• What is expected: Apart from the images, output the data below exactly.

=======

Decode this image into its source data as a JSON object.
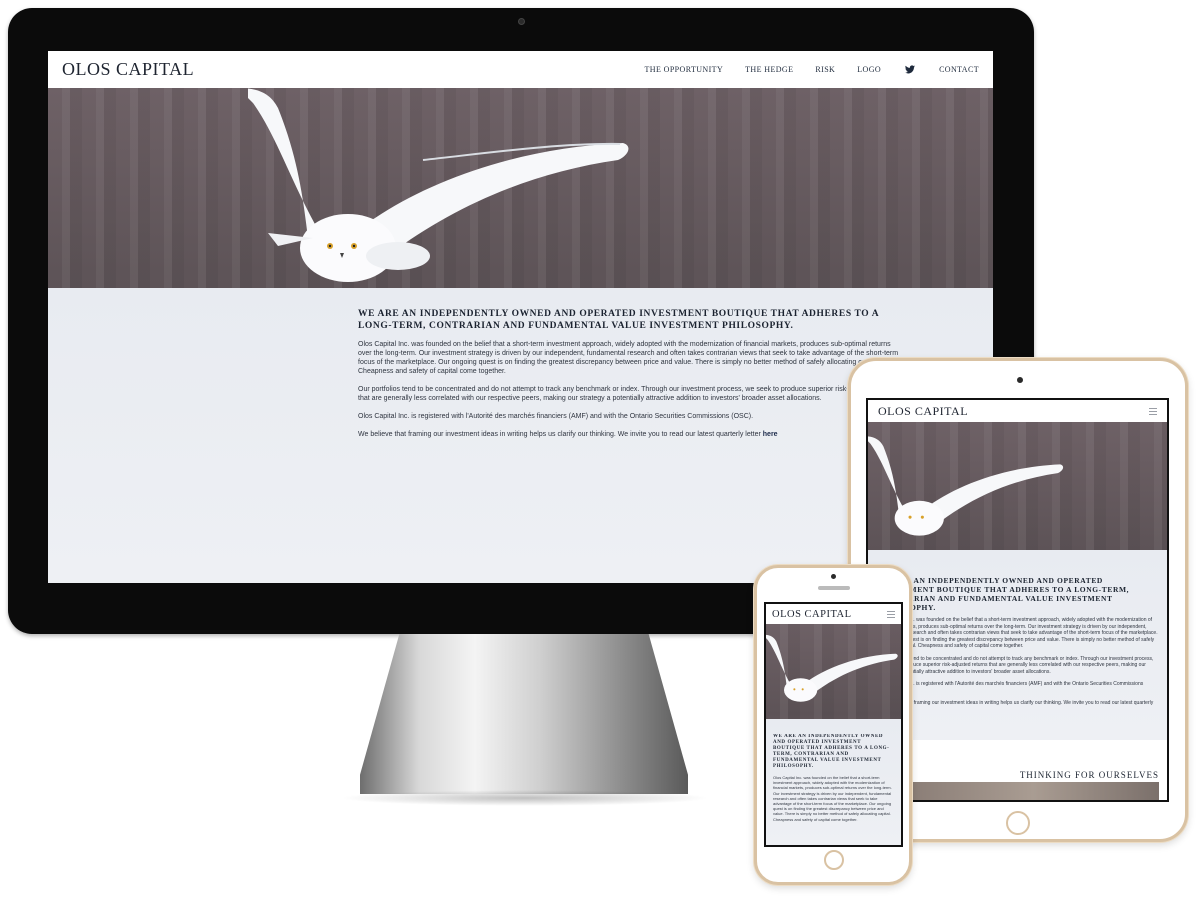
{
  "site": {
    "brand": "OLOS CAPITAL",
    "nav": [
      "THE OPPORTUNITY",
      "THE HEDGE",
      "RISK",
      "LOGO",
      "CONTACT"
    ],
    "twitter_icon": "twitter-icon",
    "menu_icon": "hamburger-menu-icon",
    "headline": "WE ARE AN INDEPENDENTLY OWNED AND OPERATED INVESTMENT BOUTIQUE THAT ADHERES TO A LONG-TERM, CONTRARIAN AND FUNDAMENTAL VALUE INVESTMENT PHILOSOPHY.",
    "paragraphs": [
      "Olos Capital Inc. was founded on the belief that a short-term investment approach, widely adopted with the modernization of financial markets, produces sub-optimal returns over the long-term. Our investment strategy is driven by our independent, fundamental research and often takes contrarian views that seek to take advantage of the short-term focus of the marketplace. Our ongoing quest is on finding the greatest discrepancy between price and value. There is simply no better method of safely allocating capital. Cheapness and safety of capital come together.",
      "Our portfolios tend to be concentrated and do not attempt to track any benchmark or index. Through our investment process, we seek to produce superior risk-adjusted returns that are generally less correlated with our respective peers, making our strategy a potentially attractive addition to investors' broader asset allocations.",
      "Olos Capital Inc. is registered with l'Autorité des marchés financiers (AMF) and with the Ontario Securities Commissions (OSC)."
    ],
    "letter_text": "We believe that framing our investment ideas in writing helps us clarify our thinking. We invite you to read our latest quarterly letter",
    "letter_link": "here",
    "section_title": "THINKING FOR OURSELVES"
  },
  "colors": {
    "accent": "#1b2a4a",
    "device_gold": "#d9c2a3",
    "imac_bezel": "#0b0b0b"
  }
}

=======

• Expected answer:
Decode this image into its source data as a JSON object.
{
  "site": {
    "brand": "OLOS CAPITAL",
    "nav": [
      "THE OPPORTUNITY",
      "THE HEDGE",
      "RISK",
      "LOGO",
      "CONTACT"
    ],
    "twitter_icon": "twitter-icon",
    "menu_icon": "hamburger-menu-icon",
    "headline": "WE ARE AN INDEPENDENTLY OWNED AND OPERATED INVESTMENT BOUTIQUE THAT ADHERES TO A LONG-TERM, CONTRARIAN AND FUNDAMENTAL VALUE INVESTMENT PHILOSOPHY.",
    "paragraphs": [
      "Olos Capital Inc. was founded on the belief that a short-term investment approach, widely adopted with the modernization of financial markets, produces sub-optimal returns over the long-term. Our investment strategy is driven by our independent, fundamental research and often takes contrarian views that seek to take advantage of the short-term focus of the marketplace. Our ongoing quest is on finding the greatest discrepancy between price and value. There is simply no better method of safely allocating capital. Cheapness and safety of capital come together.",
      "Our portfolios tend to be concentrated and do not attempt to track any benchmark or index. Through our investment process, we seek to produce superior risk-adjusted returns that are generally less correlated with our respective peers, making our strategy a potentially attractive addition to investors' broader asset allocations.",
      "Olos Capital Inc. is registered with l'Autorité des marchés financiers (AMF) and with the Ontario Securities Commissions (OSC)."
    ],
    "letter_text": "We believe that framing our investment ideas in writing helps us clarify our thinking. We invite you to read our latest quarterly letter",
    "letter_link": "here",
    "section_title": "THINKING FOR OURSELVES"
  },
  "colors": {
    "accent": "#1b2a4a",
    "device_gold": "#d9c2a3",
    "imac_bezel": "#0b0b0b"
  }
}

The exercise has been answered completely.